Kelley calls it “commendable” that the hospital spends money on non-emergent transportation. “However,” she adds, “one has to put the [figures] in perspective.” $23,000 is 0.65 percent of the $35.2 million revenue (after expenses) Salem Hospital reported to the IRS in 2012.
Lois Stark calls herself a citizen activist and serves on Salem Weekly’s editorial board. “It’s disappointing,” Stark says, “that Salem Hospital seems to be focusing on their own bottom line instead of the overall health and livability of the community.”
Stark, who previously opposed Salem Health’s felling of trees on the old School for the Blind grounds, adds, “Expanded bus service may result in fewer cars on the street, smaller parking lots, more green space for trees, and better air quality.

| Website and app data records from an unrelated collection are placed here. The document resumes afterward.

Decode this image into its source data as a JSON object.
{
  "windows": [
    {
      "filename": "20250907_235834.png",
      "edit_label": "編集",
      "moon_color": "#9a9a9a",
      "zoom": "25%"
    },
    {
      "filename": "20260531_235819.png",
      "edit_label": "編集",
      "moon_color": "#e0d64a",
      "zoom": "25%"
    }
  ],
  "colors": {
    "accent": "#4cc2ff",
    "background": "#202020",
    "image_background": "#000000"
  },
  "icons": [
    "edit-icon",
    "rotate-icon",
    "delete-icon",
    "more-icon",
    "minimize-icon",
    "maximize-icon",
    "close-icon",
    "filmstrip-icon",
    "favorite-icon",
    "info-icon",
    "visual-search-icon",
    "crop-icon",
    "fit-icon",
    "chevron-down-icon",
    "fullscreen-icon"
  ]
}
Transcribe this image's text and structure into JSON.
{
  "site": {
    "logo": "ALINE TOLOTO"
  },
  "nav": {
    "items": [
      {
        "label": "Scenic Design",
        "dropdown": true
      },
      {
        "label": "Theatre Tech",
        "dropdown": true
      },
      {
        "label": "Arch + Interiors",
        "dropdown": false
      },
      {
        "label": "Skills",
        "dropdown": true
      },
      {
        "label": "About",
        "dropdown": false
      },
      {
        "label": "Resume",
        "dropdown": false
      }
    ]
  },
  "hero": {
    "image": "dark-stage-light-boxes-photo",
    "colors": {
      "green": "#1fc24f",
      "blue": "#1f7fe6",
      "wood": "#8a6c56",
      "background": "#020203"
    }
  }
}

The new revenue from this tax will provide more transportation options for a wider variety of people in the community, including hospital employees.”
Bus transit proponents like Stark and Kelley point to figures that show the investment comparable hospitals in the Portland area have made in transit. They suggest that Salem Health can afford the tax.
In 2013, for example, Salem Hospital, which does not pay a transit payroll tax, reported an operating margin of 4.14 percent and a total margin of 11.98 percent. In contrast Legacy Emanuel in Portland, a hospital with a very similar number of beds (Salem Health has 421 beds and Legacy Emanuel has 425) reported an operating margin of 2.34 percent and a total margin of 4.22 percent.
Legacy Emanuel operates in TriMet’s service area and so it pays a payroll tax for seven-day transit service as a matter of course.
Salem Health estimates that the passage of the measure in November would cost the hospital nearly $600,000 per year, and points out that the contribution it made to the PAC is less than 10 percent of the new annual tax.
$600,000 yearly is an accurate figure, and would mean a significant contribution to the approximately $5 million per year the payroll tax would generate for extended Salem-Keizer bus services.
To put the amount into context; in 2012, the hospital paid $286.5 million in salary and benefits. It reported 2012 total revenue of $602.9 million and revenue-less-expenses of $35.2 million. Both revenue and salaries have risen since 2012, which is the last year that hospital financial data is publically available.
Finally, the hospital asserts that the proposed payroll tax would impact them unfairly. Hospitals are the only tax-exempt entities in the taxing area that would be taxed, “since the payroll tax would not apply to other high-employment entities such as governments, schools, or other non-profit organizations.”
Proponents like Kelley agree that hospitals are the only tax-exempt entities in the area to be impacted, but call the figure reasonable. “Salem Hospital, as a 501(C) (3) does not pay property tax to fund urban services like police, fire, transit, roads and parks,” she says. “They additionally have the option of selling municipal bonds for capital improvements. These bonds traditionally have lower interest rates and are tax-free for the investor. The Salem Hospital entered into an agreement with the City of Salem within the last two years for up to a $70 million bond to pay for the new rehabilitation facility and parking that is being constructed on the former School for the Blind property.”
Salem Hospital is by far the most significant contributor thus far to the Create Jobs PAC devoted to defeating the measure.